▶ _PROBLEM REQUIREMENTS_:
Of the entries below, copy only those lines that contain the word "title".

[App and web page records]
○ ○ ○ ○

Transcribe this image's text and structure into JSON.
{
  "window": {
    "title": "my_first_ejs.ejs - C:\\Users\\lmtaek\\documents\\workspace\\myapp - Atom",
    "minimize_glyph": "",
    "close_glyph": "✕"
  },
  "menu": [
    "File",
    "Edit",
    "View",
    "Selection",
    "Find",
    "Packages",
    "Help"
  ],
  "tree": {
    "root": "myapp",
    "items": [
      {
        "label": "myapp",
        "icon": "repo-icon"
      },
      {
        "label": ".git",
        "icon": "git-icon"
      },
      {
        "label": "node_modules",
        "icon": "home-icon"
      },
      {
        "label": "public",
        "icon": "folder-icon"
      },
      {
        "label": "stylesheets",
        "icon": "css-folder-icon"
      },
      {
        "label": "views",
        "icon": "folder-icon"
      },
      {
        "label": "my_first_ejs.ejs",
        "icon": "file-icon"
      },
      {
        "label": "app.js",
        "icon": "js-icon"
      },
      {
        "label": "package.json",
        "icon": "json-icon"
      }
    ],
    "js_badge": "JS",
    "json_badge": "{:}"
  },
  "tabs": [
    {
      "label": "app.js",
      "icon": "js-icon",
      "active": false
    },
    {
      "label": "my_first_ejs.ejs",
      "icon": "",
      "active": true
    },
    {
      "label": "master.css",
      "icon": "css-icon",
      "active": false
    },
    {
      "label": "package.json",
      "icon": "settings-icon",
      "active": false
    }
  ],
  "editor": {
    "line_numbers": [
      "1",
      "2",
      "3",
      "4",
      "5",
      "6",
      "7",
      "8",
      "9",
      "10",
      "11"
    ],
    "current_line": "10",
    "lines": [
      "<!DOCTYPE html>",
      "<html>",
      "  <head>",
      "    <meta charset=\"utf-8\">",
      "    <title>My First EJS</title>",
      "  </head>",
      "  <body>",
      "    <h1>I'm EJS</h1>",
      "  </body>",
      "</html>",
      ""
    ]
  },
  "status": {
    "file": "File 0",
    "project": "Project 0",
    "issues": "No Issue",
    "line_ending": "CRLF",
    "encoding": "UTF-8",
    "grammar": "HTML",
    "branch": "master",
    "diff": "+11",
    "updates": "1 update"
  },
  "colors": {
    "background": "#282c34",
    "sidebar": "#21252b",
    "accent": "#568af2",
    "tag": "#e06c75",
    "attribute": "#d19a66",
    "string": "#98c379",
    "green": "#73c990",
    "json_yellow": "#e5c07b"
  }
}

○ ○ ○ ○

▶ _ANSWER TO THE PROBLEM_:
    "title": "my_first_ejs.ejs - C:\\Users\\lmtaek\\documents\\workspace\\myapp - Atom",
      "    <title>My First EJS</title>",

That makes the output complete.